How will Cisco Systems and HP go on serving common customers and providing innovative products when they cannot share proprietary information?
James Staten, a principal analyst with Forrester, predicts “degrees of partnership” in whatever relationship HP and Cisco have in the future.
“Each of these companies has been a reseller of each other’s solutions in a way that they were jointly developing solutions that required access to road maps and NDA info that simply doesn’t make sense to share anymore,” Staten told eWEEK.
“So they will simply move down to a lower level of partnership where this isn’t necessary. It still means they will jointly work [with publicly available info] to ensure their solutions integrate. To your point in your question, they have to.”
Alliances Must Be Evaluated Constantly
Art Canter, president and executive director of the Association of Strategic Alliance Professionals, told eWEEK that in many cases like this, “particulars of proprietary information and processes for working with common customers are negotiated up front” when the alliance is first negotiated.
“Strong, alliance-minded companies—of which HP and Cisco are prime examples—examine, re-evaluate and alter these details throughout the lifespan of a partnership to ensure the alliance meets changing market dynamics,” Canter said. “In general, companies that perform the due diligence both up front in the negotiation stage as well as on an ongoing basis should be able to work out an equitable agreement in relation to common customers at the end of the alliance and beyond.”
The two companies likely will be providing “cutting-edge solutions” based on their different visions of how to deliver value to customers, he said.
“One of the benefits of an alliance as opposed to a merger or joint venture is that they offer firms greater flexibility in winding down their joint activity when it no longer makes sense given their respective strategies. This is critical especially at a time when corporate strategies shift so frequently,” Canter said.
Rob Enderle, principal analyst at the Enderle Group, told eWEEK that this situation is “actually rather common, as firms often cooperate in some areas and compete in others.”
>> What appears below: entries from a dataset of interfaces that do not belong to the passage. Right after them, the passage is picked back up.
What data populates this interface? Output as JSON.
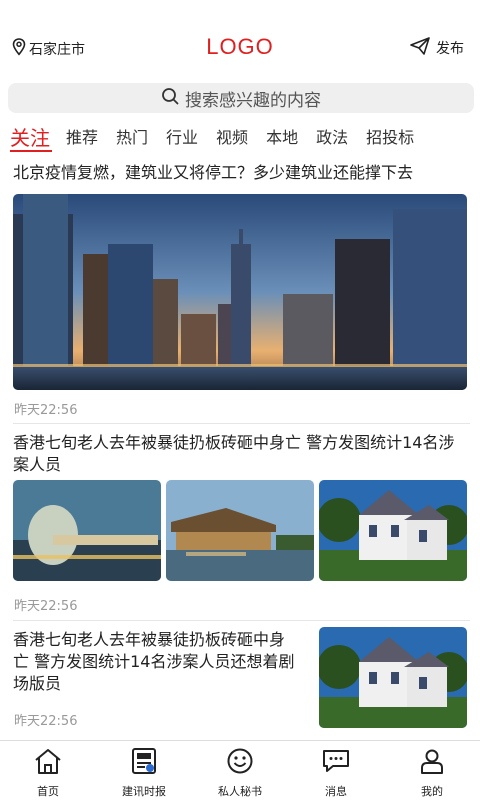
{
  "header": {
    "location": "石家庄市",
    "logo": "LOGO",
    "publish_label": "发布",
    "icons": {
      "location": "map-pin-icon",
      "publish": "paper-plane-icon"
    },
    "logo_color": "#e02020"
  },
  "search": {
    "placeholder": "搜索感兴趣的内容",
    "icon": "search-icon"
  },
  "tabs": [
    {
      "label": "关注",
      "active": true
    },
    {
      "label": "推荐"
    },
    {
      "label": "热门"
    },
    {
      "label": "行业"
    },
    {
      "label": "视频"
    },
    {
      "label": "本地"
    },
    {
      "label": "政法"
    },
    {
      "label": "招投标"
    }
  ],
  "news": [
    {
      "title": "北京疫情复燃，建筑业又将停工？多少建筑业还能撑下去",
      "time": "昨天22:56",
      "image": "city-skyline-photo"
    },
    {
      "title": "香港七旬老人去年被暴徒扔板砖砸中身亡  警方发图统计14名涉案人员",
      "time": "昨天22:56",
      "images": [
        "modern-building-photo",
        "waterfront-pavilion-photo",
        "victorian-house-photo"
      ]
    },
    {
      "title": "香港七旬老人去年被暴徒扔板砖砸中身亡  警方发图统计14名涉案人员还想着剧场版员",
      "time": "昨天22:56",
      "image": "victorian-house-photo"
    }
  ],
  "bottom_nav": [
    {
      "label": "首页",
      "icon": "home-icon"
    },
    {
      "label": "建讯时报",
      "icon": "newspaper-icon"
    },
    {
      "label": "私人秘书",
      "icon": "smiley-icon"
    },
    {
      "label": "消息",
      "icon": "chat-icon"
    },
    {
      "label": "我的",
      "icon": "user-icon"
    }
  ],
  "colors": {
    "accent": "#e02020",
    "muted": "#999999"
  }
}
“It does create tension, though, and the competition clearly makes it vastly more difficult for the two sides to communicate strategically. Care also has to be taken to avoid the impression of price fixing if the two firms compete heavily in any one area,” Enderle said.
Charles King, principal analyst at Pund-IT, told eWEEK that “though vendors often do share information and collaborate on individual or specific solutions, much of the work affected by Cisco’s decision lies in areas of system integration. That could put a significant bite on HP’s efforts to ramp up their services offerings and possibly create opportunities for competing service integrators.”
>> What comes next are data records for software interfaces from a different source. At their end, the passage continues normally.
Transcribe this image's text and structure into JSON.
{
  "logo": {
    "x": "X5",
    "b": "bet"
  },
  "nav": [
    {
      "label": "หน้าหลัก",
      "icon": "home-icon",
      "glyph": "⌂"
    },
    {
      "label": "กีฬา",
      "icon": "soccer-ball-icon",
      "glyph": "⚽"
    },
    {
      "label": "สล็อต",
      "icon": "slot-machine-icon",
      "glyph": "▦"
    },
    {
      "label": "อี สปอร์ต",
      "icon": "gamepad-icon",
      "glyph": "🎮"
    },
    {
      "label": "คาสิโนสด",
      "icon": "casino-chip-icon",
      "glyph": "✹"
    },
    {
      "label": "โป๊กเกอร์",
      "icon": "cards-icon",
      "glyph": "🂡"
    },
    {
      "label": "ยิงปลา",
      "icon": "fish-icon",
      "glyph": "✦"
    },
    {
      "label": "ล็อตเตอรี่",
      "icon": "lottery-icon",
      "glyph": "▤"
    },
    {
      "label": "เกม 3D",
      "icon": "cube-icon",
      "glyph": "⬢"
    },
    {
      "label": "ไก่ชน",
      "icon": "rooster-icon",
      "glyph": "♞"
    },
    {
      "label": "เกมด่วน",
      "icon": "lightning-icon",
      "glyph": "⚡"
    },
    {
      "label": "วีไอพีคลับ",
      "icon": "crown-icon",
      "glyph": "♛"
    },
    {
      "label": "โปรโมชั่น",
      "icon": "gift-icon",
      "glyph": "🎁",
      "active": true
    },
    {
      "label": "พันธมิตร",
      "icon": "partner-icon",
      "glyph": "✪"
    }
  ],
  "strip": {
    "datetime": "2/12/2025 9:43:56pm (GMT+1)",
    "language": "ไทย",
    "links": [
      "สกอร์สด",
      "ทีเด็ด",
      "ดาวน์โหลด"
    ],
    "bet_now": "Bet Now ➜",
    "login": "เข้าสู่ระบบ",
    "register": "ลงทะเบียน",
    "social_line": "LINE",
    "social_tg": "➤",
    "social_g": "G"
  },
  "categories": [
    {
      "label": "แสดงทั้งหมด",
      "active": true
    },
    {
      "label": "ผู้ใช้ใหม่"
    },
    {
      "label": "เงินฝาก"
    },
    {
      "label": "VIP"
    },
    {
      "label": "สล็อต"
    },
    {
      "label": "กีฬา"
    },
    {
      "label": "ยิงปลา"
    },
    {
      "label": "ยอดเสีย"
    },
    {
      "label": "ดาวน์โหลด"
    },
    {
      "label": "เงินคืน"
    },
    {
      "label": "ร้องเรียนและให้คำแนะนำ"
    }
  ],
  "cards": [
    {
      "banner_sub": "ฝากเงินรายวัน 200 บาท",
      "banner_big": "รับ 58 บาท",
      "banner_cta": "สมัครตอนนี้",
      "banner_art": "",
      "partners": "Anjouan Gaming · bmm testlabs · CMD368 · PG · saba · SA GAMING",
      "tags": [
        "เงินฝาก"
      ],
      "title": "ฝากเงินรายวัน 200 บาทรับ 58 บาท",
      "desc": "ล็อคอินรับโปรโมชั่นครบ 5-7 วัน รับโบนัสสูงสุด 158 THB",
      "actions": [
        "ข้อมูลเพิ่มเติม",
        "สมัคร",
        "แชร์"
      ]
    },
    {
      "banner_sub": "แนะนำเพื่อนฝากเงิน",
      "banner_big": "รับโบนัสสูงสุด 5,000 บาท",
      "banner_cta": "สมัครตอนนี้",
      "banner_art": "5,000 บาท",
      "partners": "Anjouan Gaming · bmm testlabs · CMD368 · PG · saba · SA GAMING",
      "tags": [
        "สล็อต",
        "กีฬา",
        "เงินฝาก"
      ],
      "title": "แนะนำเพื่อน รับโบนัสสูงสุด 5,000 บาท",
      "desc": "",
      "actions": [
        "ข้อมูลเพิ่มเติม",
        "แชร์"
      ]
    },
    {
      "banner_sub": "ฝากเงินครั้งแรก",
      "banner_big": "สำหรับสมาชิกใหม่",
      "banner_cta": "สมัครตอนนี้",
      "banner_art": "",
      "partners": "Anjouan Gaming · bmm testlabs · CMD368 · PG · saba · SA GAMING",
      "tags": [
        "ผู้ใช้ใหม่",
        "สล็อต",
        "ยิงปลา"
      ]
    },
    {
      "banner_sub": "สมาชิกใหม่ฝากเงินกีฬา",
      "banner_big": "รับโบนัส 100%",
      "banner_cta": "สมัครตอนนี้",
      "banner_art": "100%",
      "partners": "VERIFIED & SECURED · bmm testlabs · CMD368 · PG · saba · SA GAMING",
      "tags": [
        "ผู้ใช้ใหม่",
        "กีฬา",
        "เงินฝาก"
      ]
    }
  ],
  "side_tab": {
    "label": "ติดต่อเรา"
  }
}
What are the most acute pain points for customers and channel partners in a spat like this?
“Where to start?” Forrester’s Staten said. “The customer gets to witness and live with the finger-pointing. And only after they yell, ‘Enough! You two get in a room and fix this!’ does anything happen. Thus the customer has to be the big-dollar squeaky wheel.
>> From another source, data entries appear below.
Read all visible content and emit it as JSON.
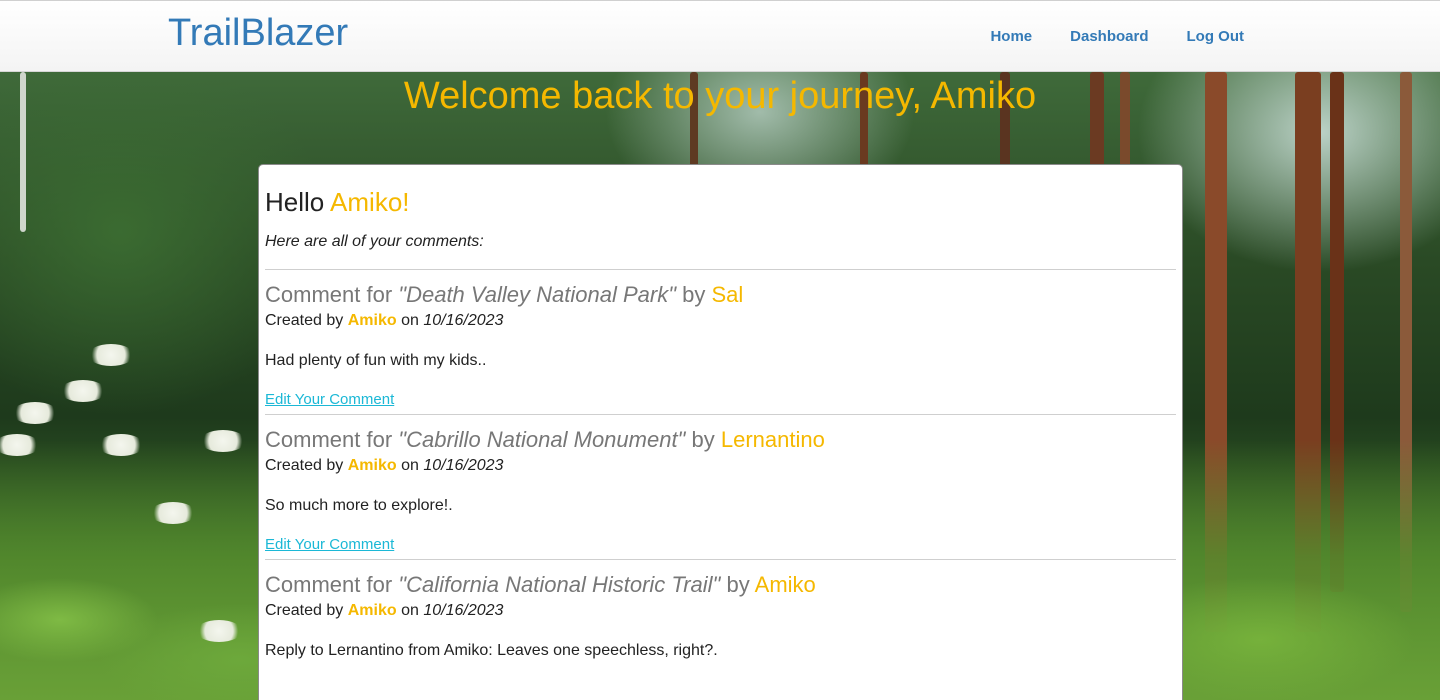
{
  "navbar": {
    "brand": "TrailBlazer",
    "links": [
      {
        "label": "Home"
      },
      {
        "label": "Dashboard"
      },
      {
        "label": "Log Out"
      }
    ]
  },
  "welcome": {
    "text": "Welcome back to your journey, Amiko"
  },
  "card": {
    "greeting": "Hello",
    "user_name": "Amiko!",
    "intro": "Here are all of your comments:",
    "comment_prefix": "Comment for",
    "by_word": "by",
    "created_by_word": "Created by",
    "on_word": "on",
    "edit_label": "Edit Your Comment",
    "comments": [
      {
        "place": "\"Death Valley National Park\"",
        "place_author": "Sal",
        "created_by": "Amiko",
        "date": "10/16/2023",
        "body": "Had plenty of fun with my kids.."
      },
      {
        "place": "\"Cabrillo National Monument\"",
        "place_author": "Lernantino",
        "created_by": "Amiko",
        "date": "10/16/2023",
        "body": "So much more to explore!."
      },
      {
        "place": "\"California National Historic Trail\"",
        "place_author": "Amiko",
        "created_by": "Amiko",
        "date": "10/16/2023",
        "body": "Reply to Lernantino from Amiko: Leaves one speechless, right?."
      }
    ]
  },
  "colors": {
    "brand": "#337ab7",
    "accent": "#f5b800",
    "link": "#1bb8d6",
    "muted": "#777777"
  }
}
“Look for IBM, Dell and Oracle to jump all over this. Juniper [Networks] and Brocade from the opposite side.”